Only when the applied force exceeds the maximum static friction force will an object begin to slide.

THE FRICTION FORCE
the normal force
The normal force is a part of the contact force between surfaces in contact.

The normal force is perpendicular to the surfaces in contact.

The frictional force is parallel to the surfaces in contact.

THE NORMAL FORCE
the coefficient of kinetic friction
For surfaces in contact that are sliding with respect to each other, the coefficient of kinetic friction is the ratio of the friction force to the normal force.THE COEFFICIENT OF KINETIC FRICTION
the coefficient of static friction
For surfaces in contact on the verge of sliding with respect to each other the coefficient of static friction is the ratio of the maximum static friction force to the normal force.THE COEFFICIENT OF STATIC FRICTION
friction
FRICTION

Friction opposes the motion between surfaces in contact with one another.
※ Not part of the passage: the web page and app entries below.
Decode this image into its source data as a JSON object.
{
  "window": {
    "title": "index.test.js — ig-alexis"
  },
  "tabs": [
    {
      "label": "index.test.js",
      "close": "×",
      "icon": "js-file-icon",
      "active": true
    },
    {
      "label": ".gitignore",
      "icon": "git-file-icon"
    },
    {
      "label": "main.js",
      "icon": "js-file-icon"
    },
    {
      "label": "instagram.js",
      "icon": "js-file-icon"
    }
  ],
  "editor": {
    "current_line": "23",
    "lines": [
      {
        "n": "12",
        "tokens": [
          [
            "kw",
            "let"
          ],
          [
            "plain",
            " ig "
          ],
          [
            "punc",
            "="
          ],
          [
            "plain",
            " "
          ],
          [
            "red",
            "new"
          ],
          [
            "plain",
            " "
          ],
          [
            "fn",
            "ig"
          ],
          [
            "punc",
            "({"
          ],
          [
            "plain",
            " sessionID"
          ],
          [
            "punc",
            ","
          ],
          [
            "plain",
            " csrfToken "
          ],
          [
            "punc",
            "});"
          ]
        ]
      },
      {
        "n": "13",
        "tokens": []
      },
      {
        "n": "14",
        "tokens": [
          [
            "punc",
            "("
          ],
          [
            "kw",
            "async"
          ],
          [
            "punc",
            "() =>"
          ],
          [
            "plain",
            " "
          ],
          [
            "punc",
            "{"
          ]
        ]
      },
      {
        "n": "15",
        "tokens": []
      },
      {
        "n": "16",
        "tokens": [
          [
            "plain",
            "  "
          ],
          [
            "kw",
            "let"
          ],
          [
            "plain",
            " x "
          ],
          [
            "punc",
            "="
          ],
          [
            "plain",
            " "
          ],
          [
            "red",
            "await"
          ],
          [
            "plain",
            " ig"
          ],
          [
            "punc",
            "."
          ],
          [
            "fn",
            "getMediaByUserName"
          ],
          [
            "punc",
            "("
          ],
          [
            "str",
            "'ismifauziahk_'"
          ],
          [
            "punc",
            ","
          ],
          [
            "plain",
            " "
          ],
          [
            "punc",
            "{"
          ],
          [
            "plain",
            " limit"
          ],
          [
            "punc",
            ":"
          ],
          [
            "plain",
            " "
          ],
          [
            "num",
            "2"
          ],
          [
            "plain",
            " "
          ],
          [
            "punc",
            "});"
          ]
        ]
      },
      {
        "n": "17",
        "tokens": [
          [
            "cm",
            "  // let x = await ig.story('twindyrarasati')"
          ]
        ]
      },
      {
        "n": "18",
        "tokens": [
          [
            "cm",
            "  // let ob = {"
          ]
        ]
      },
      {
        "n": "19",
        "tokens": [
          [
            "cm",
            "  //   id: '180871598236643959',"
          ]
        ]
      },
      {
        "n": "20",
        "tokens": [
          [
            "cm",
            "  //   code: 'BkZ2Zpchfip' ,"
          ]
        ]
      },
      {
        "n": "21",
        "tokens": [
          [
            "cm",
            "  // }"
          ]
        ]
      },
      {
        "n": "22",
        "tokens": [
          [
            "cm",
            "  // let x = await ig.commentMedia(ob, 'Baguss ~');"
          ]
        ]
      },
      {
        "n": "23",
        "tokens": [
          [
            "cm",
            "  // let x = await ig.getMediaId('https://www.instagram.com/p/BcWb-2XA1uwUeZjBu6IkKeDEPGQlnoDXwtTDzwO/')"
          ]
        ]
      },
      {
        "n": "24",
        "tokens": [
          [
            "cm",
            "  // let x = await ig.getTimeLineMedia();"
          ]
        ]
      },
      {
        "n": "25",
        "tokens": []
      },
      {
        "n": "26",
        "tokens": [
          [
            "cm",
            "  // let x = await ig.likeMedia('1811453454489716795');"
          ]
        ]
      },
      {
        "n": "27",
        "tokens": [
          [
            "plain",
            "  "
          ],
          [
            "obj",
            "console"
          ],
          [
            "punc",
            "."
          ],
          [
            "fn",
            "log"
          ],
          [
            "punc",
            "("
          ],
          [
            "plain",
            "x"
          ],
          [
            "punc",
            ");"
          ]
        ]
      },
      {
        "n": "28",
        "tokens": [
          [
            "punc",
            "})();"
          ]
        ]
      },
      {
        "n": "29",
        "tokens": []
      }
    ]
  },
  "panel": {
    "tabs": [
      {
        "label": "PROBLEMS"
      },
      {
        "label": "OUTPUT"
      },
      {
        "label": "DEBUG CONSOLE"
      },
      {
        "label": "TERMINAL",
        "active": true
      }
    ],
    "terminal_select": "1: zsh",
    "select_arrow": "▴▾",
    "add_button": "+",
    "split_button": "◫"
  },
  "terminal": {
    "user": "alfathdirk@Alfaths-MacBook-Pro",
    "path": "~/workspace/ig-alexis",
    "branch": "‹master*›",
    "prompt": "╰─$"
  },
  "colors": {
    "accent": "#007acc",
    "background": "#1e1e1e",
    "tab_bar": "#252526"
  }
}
When there is a tendency for movement between two surfaces and yet there is no motion, the friction is static friction.

Static friction has an upper limit.
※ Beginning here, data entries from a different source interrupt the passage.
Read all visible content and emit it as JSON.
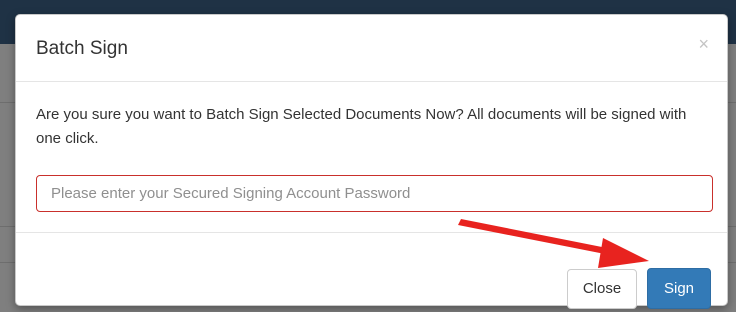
{
  "dialog": {
    "title": "Batch Sign",
    "close_symbol": "×",
    "message": "Are you sure you want to Batch Sign Selected Documents Now? All documents will be signed with one click.",
    "password_input": {
      "value": "",
      "placeholder": "Please enter your Secured Signing Account Password"
    },
    "buttons": {
      "close_label": "Close",
      "sign_label": "Sign"
    }
  },
  "annotation": {
    "type": "arrow",
    "points_to": "sign-button",
    "color": "#e8231f"
  },
  "colors": {
    "primary_button": "#337ab7",
    "input_border_error": "#c9302c",
    "backdrop": "#7f7f7f"
  }
}
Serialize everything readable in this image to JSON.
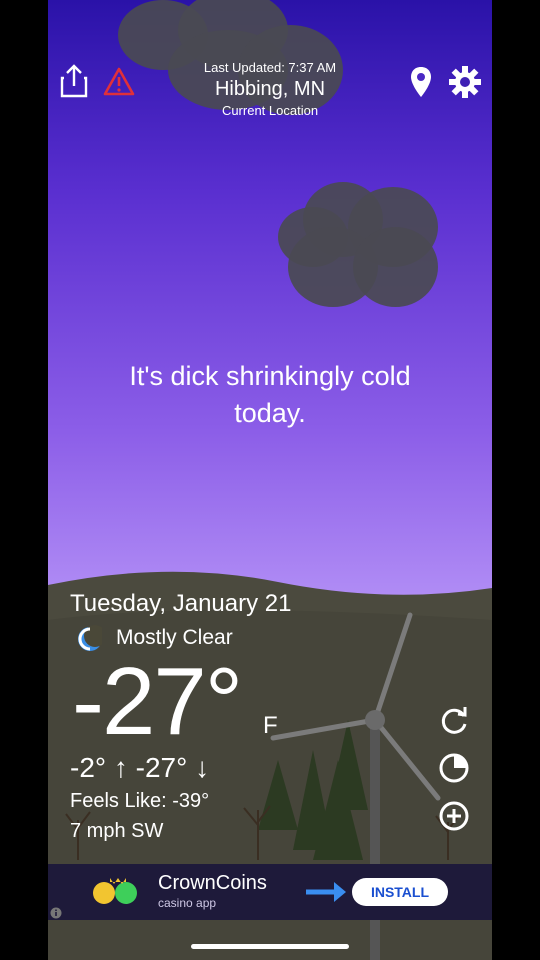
{
  "header": {
    "last_updated": "Last Updated: 7:37 AM",
    "city": "Hibbing, MN",
    "location_label": "Current Location"
  },
  "quote": "It's dick shrinkingly cold today.",
  "weather": {
    "date": "Tuesday, January 21",
    "condition": "Mostly Clear",
    "condition_icon": "moon-icon",
    "temperature": "-27°",
    "unit": "F",
    "hi_lo": "-2° ↑  -27° ↓",
    "feels_like": "Feels Like: -39°",
    "wind": "7 mph SW"
  },
  "ad": {
    "name": "CrownCoins",
    "subtitle": "casino app",
    "button": "INSTALL"
  },
  "colors": {
    "sky_top": "#2a12a8",
    "sky_bottom": "#c2a4ff",
    "cloud": "#4a4a52",
    "alert_red": "#e0303a"
  }
}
When there is motion between the two surfaces, the friction is kinetic (sliding) friction.

slide29

FA

FA

FA

F

FA

F

F

F

FA

On the verge of slipping

Sliding

Maximum Static Friction

Friction, F

Kinetic (sliding) Friction

Applied Force, FA

dimensional analysis
DIMENSIONAL ANALYSIS:

Fundamental Dimensions

Length - L

Mass - m

Time - t

Derived dimensions are combinations of the fundamental dimensions.

For example: length/time2

Remember that you can only add or subtract things that are alike.

For example velocity plus velocity

mathematical operations with units
MATHEMATICAL OPERATIONS WITH UNITS:

When numbers are placed into equations, their units must appear with them.

Units undergo the same mathematical operation as the numbers do.

Conversion from one form of the unit to another may be necessary.

For example meters to centimeters.

See examples in text, page 30.

free body diagrams fbd
Free Body Diagrams (FBD)

This is a diagram showing some object and the forces applied to it.

It contains only forces and coordinate information, nothing else.

There are only two kinds of forces to be considered in mechanics:

Force of gravity

Contact forces

example fbd

y

x

Example FBD

FBD

A car of mass m rests on a 300 incline.

N

F

q

q

mg

newton s second law nsl

y

x

Newton’s Second LawNSL

FBD

A car of mass m rests on a 300 incline.

NSL

N

F

q

q

mg

What if friction is smaller?

newton s second law nsl1

y

x

Newton’s Second LawNSL

FBD

A car of mass m rests on a 300 incline.

NSL

N

F

q

q

oops

mg